AAAHHH!!! Searching for a college with a good gluten-free meal plan can be extremely frustrating. With some thorough research, however, it's not as tough as it seems. I recently traveled around the east coast to look at colleges I might be interested in attending. Most of the school chefs said that if I ended up attending the school, they would sit down with me at the beginning of each week to plan out my meals. Most seemed very accommodating. Some even had gluten-free or allergen-free sections of the cafeteria designated for kids with food allergies. Here are my suggestions for finding a good gluten-free college:
  1. Check it out: You won't truly know about the school's meal plan until you visit for yourself. Go to the cafeteria and see how many choices you have for gluten-free food, and how difficult it is to find something to eat.
  2. Make contact: Ask for the contact information of the dietitian at the school. They will be able to tell you anything you need to know about the school's food.
  3. Talk to the students: Roughly one in a hundred people have Celiac disease, so there will likely be several students already attending the school who have gluten-free diets. See if you can talk to one of these students in person or ask for his or her email address. They will have had firsthand experience with the meals there.
  4. Where is it?: If the university is in a college-friendly town or a big city it will probably be relatively easy to find things to eat off-campus. If not, it might be more of a challenge .
  5. Be Patient: It will take a lot of work to find a college with a good gluten-free meal plan. Remember, you'll be there for four full years of your life, so you want it to be a place where you can conveniently get safe and nutritious food.

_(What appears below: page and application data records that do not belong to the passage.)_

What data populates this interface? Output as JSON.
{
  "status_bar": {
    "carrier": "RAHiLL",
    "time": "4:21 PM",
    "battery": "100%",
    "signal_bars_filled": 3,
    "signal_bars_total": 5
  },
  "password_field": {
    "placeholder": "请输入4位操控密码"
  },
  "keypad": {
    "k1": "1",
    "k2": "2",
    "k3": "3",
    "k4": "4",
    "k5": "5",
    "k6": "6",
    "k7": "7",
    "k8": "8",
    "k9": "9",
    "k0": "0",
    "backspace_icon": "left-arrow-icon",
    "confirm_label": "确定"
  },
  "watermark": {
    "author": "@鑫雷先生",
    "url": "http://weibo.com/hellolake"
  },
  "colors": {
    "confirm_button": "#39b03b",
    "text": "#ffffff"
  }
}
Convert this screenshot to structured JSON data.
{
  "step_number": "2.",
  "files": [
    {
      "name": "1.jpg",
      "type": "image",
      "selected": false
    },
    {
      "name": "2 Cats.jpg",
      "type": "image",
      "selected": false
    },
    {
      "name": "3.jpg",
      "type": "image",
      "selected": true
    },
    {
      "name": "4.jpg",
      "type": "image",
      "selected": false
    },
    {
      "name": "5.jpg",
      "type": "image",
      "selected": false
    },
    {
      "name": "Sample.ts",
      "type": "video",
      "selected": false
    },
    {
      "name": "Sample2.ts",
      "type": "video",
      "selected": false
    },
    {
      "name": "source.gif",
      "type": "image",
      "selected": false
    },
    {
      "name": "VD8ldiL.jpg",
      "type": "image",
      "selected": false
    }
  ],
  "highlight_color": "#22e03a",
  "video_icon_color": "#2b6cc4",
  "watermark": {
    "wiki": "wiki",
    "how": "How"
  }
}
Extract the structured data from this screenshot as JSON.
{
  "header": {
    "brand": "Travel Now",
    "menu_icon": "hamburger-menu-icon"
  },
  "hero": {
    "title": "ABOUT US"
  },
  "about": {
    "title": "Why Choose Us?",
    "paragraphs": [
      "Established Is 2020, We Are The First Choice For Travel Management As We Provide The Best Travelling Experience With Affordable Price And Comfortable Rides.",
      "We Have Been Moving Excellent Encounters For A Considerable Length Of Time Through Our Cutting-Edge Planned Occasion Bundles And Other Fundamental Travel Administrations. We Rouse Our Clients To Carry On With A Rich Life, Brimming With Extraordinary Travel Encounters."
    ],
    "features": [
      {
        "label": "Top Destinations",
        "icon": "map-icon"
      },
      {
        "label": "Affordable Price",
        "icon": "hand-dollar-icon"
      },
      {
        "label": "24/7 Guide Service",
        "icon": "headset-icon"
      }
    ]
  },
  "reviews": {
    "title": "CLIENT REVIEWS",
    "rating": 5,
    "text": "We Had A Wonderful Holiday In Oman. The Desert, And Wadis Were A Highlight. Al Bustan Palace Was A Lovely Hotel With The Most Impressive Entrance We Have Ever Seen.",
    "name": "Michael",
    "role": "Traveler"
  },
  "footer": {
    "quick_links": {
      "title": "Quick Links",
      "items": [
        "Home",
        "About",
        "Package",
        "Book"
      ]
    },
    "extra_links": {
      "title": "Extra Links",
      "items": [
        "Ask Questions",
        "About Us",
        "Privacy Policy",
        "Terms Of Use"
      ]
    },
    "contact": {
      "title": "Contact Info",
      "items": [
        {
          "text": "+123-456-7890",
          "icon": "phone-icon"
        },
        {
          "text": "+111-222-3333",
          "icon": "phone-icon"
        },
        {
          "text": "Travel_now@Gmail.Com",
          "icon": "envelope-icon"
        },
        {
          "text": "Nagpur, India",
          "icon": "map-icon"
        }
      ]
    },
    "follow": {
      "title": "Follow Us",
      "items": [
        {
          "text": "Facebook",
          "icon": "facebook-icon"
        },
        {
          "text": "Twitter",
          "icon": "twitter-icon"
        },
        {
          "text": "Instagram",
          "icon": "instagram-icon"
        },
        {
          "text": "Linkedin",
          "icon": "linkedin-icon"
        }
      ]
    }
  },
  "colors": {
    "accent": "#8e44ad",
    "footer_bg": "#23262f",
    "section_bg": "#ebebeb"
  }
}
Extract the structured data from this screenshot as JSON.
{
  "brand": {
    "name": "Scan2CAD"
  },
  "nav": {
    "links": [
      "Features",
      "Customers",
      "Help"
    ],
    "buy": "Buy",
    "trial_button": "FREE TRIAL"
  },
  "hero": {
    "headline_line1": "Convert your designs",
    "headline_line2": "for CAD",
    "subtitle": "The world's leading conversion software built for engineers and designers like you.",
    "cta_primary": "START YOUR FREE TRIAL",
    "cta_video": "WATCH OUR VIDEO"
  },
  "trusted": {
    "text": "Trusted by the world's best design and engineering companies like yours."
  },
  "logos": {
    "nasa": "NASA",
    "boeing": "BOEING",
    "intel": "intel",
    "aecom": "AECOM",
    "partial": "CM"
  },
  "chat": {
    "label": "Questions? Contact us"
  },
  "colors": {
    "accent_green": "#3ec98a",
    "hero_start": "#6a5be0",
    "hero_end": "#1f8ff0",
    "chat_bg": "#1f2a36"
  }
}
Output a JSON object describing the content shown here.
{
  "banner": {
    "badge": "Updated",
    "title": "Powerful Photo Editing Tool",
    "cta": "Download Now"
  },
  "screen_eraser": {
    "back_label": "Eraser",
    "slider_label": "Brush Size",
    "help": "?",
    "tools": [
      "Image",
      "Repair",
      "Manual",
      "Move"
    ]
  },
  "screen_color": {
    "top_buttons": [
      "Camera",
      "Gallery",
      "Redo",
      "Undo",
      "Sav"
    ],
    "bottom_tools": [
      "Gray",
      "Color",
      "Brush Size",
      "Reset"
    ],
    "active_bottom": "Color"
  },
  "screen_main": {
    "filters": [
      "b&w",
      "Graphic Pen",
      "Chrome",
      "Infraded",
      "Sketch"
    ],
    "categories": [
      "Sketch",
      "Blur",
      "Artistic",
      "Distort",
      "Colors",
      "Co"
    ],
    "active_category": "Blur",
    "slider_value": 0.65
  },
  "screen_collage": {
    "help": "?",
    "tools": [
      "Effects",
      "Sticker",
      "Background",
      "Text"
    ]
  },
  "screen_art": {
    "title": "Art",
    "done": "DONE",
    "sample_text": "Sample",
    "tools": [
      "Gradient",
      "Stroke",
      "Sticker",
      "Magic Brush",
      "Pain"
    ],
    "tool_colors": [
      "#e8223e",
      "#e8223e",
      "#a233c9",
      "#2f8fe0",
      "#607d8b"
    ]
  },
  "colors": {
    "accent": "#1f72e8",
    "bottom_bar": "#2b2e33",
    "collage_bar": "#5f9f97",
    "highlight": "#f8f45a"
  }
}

Saturday, April 17, 2010

Warning: Snickers Minis!!!

BE CAREFUL!! I recently ate several of the Snickers Minis on Easter and became terribly ill. I was vomiting for nearly three hours. Strangely, I often eat the Fun Size and regular Snickers bars and feel fine. Also, I have even eaten the minis before with no reaction. Interestingly enough, I have read articles and online forums in which people complain about reactions they've had to the minis. Although the manufacturer lists no gluten-containing ingredient on the package, it is highly likely that there is a high level of concentration. As a matter of fact, I probably consumed a highly contaminated batch of the candy. If you are even somewhat sensitive to gluten I would strongly recommend you not to eat this form of Snickers. There have been numerous discussions on, a gluten free forum, in which people talk about whether or not they contain gluten. I did eat some from a mixed bag of Snickers, however, which contained dark chocolate and normal Snickers, so that might have had some effect.